The collaborative model described above requires that industry partners devote the full-time efforts of at least some of their scientists to a therapeutic area with little market opportunity. Many companies are reluctant to do this, even if the costs of the research effort are subsidised by organisations like MMV or DNDi. At earlier stages of the discovery process, however, the industry can contribute in ways that have no significant impact on the bottom line and yet can significantly advance efforts to identify new antiparasitic agents. A number of the recently identified drug targets in parasitic disease have close homologs in other diseases where a more significant market incentive exists. Cysteine proteases, kinases and farnesyltransferases are but three examples that are being explored. The human proteases cathepsin K and cathepsin S are validated drug targets in osteoporosis and autoimmune disease, respectively. Screening libraries of cathepsin inhibitors from industry is then a pragmatic approach to quickly identify high quality lead compounds that inhibit homologous parasitic proteases like cruzain and falcipain. The success of this approach requires only a willingness on behalf of the pharma partner to allow screening of parts of its compound collection. In fact, a number of large and small companies have done just this, typically under agreements that stipulate use of the libraries for research purposes only. Should a clinical candidate eventually emerge from such efforts, a licensing agreement could be arranged between the owner of the intellectual property and the organisation seeking to develop the compound. This paradigm is very powerful as it leverages chemical entities already in hand for a new purpose. It is akin to the re-purposing of approved drugs except that it occurs at an earlier stage and therefore allows for optimisation of molecular properties appropriate to the antiparasitic indication.
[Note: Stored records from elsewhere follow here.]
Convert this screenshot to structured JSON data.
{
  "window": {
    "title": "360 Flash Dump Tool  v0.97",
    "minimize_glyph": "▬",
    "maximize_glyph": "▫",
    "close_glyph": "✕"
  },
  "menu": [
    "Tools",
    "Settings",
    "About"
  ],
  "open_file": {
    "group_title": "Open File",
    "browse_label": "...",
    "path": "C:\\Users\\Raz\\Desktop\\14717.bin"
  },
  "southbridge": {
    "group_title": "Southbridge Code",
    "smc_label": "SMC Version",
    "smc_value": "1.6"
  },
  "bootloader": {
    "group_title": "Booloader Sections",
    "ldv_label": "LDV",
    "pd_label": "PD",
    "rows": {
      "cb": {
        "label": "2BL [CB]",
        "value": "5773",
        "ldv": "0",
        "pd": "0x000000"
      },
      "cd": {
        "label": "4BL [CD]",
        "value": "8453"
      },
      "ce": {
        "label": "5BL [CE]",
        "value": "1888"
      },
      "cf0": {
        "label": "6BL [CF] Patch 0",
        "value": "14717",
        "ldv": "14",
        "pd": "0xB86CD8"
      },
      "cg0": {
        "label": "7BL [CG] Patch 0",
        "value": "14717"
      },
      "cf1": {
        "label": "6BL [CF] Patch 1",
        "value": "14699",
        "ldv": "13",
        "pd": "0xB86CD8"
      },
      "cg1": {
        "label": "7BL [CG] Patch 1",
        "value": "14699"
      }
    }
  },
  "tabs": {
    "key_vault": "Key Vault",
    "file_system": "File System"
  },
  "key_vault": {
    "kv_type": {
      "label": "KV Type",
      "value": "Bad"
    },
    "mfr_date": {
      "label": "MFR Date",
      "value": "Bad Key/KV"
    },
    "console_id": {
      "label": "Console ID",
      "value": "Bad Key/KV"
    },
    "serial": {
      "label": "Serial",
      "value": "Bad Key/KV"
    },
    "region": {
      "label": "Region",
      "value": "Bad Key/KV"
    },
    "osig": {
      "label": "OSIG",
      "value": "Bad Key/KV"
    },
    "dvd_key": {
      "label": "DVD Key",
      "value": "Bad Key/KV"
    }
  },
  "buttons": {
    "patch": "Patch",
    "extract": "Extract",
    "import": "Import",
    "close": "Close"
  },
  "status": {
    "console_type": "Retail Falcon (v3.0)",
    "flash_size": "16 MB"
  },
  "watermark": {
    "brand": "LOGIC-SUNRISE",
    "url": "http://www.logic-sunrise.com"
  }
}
The prospects are good that the next decade will see entirely new classes of antiparasitic agents brought into clinical use. As with any drug discovery effort, significant hurdles remain; some of these have been identified here. The emergence of organisations like MMV, DNDi and iOWH, made possible by major philanthropy, has created a clear path for the clinical development of promising new agents. At the same time, new drug targets will continue to emerge as our understanding of parasite biology expands at an ever increasing rate in a post-genomics era. Moving from promising drug target to promising drug candidate remains the central challenge. How will quality lead molecules be identified? How will the properties of these molecules be optimised to yield drug candidates with a reasonable chance of clinical success? Who will do this work and how will it be funded? Some likely answers to these important questions have been provided here. There can be little doubt that sharing of information and coordination of efforts between academics, foundations, and industrial partners will be essential components of future successes.